Kelly Gibson is extremely solid as Portia. She has some very fun and clever constructions in the earlier scenes, where she mocks her suitors, and these are delivered precisely and with a wealth of humor. Kalen Harriman does a great job prodding her on as Nerissa. During the trial of the caskets, her performance is quite nuanced: we see a Portia who is straining under her suffering, but suffering constantly nonetheless, always determined to stand by her father’s wishes. In short, she is the exact opposite of Jessica, who despises her father and is jumping out the window almost as soon as we see her. In the later scenes, Gibson’s objective work is quite deft; she swallows her clear distaste for Shylock and her fear at being discovered in her disguise and pushes forward to find a solution to the madness she had been drawn into. There aren’t a lot of characters to root for in this play, and Portia, though far from perfect, is probably the closest to being anything like a moral center.
Eric Damon Smith’s Bassanio is quite refreshing. He spends a lot more energy fawning over Portia that scowling at Shylock, and his lovesick sighs, though a bit excessive, are sweet. Smith’s vocal talent is apparent, and Shakespeare’s words flow quite naturally and conversationally out of his mouth.

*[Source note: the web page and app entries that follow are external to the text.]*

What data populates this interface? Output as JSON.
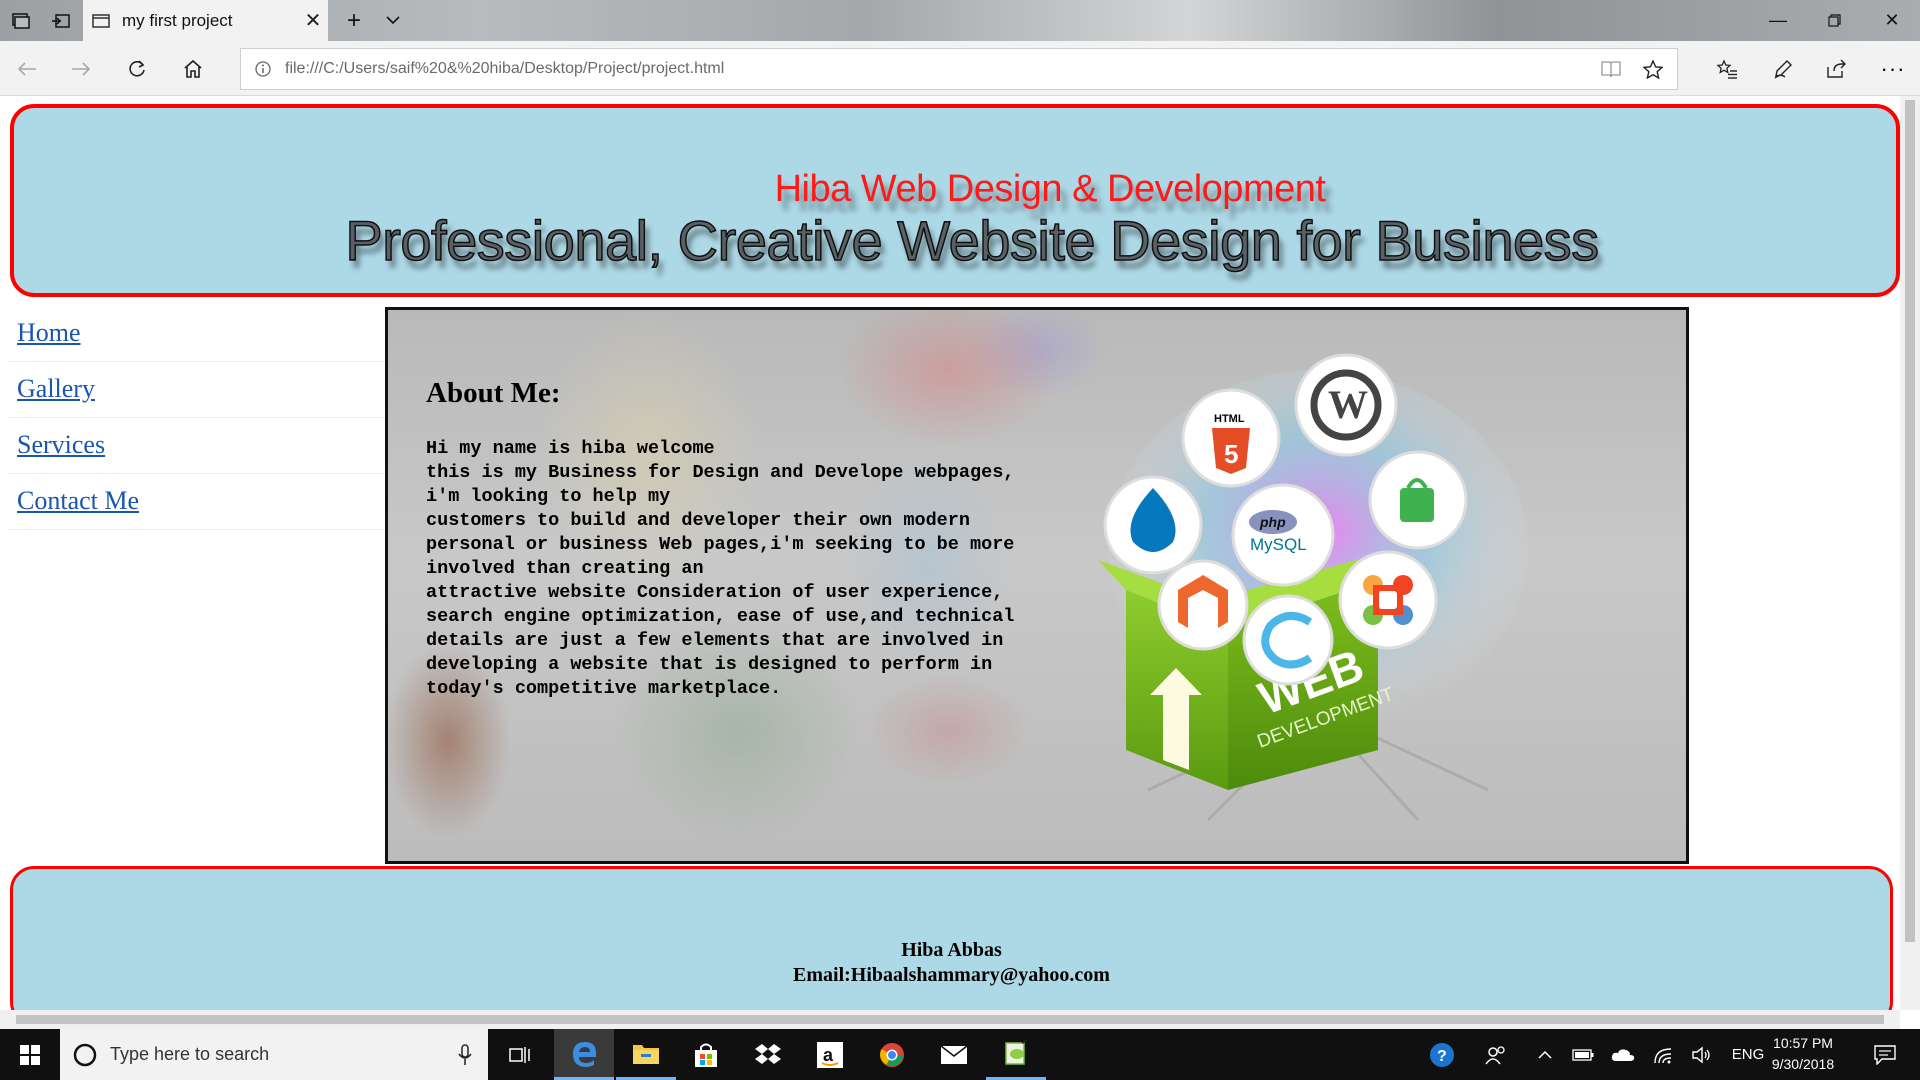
{
  "browser": {
    "tab_title": "my first project",
    "url": "file:///C:/Users/saif%20&%20hiba/Desktop/Project/project.html"
  },
  "page": {
    "header": {
      "site_name": "Hiba Web Design & Development",
      "tagline": "Professional, Creative Website Design for Business"
    },
    "nav": {
      "items": [
        {
          "label": "Home"
        },
        {
          "label": "Gallery"
        },
        {
          "label": "Services"
        },
        {
          "label": "Contact Me"
        }
      ]
    },
    "about": {
      "heading": "About Me:",
      "bio": "Hi my name is hiba welcome\nthis is my Business for Design and Develope webpages,\ni'm looking to help my\ncustomers to build and developer their own modern\npersonal or business Web pages,i'm seeking to be more\ninvolved than creating an\nattractive website Consideration of user experience,\nsearch engine optimization, ease of use,and technical\ndetails are just a few elements that are involved in\ndeveloping a website that is designed to perform in\ntoday's competitive marketplace.",
      "image": {
        "box_text_big": "WEB",
        "box_text_small": "DEVELOPMENT",
        "badges": [
          "HTML",
          "php",
          "MySQL"
        ]
      }
    },
    "footer": {
      "name": "Hiba Abbas",
      "email": "Email:Hibaalshammary@yahoo.com"
    }
  },
  "taskbar": {
    "search_placeholder": "Type here to search",
    "language": "ENG",
    "time": "10:57 PM",
    "date": "9/30/2018"
  },
  "colors": {
    "header_bg": "#add8e6",
    "border_red": "#ff0000",
    "site_name_red": "#ff1a1a",
    "link_blue": "#1a55b0"
  }
}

Shawn Ketchum Johnson’s scenic design, with props by Steve Rosse, is quite effective in the trial of the casks scene. This is a lovely device, and when staged well, it takes on mythic proportions. The trick of the riddle — Portia’s suitor being asked to “hazard all” on the lead casket — feeds well into the other themes of the play. A particularly revealing moment comes when Bassanio’s gifts are brought on stage, bolts of fabric that come out of a large chest that seems downright gaudy when upstaged by the simple gold, silver and lead caskets of the famous riddle. The gesture highlights Bassanio’s recklessness quite well: Portia is the one woman in the world who clearly cannot be bought by flashy gifts. In order to win her, he needs not borrow a single ducat, but only be the man humble and faithful enough to solve her father’s riddle. But in his eagerness to please, he has asked Antonio for money to court her, which creates the debt to Shylock that sets the entire plot in motion. A very precarious house of cards is built upon Portia and Bassanio’s rocky romance, especially as both Bassanio and Gratiano are so quick to belittle their wives when they think they are alone among men. The contrast between the fairy-tale courtship that takes place at Belmont and the harsh economic realities of Venice brings up a lot of intriguing questions about love, marriage, and social contracts in general, and the connections between the subplots of the play are very clear in this production.
Anton Chekhov said that the job of the artist is not to solve problems for his or her audience, but simply to state them correctly. There are a great deal of questions large and small in Merchant, and if they haven’t been answered in the past four hundred years they’re not likely to be answered in the next. What is clear, however, is that Riverside Theatre has made a fine effort at stating these problems correctly.
The Merchant of Venice, with support from a grant from the National Endowment for the Arts, is offering a talkback following every performance. I highly recommend you go see this intriguing play, and stay afterward to discuss the material with the talented and passionate artists involved. The Merchant of Venice runs through July 7, in repertory with As You Like It, at Lower City Park in Iowa City. Tickets begin at $27, with discounts for students and seniors.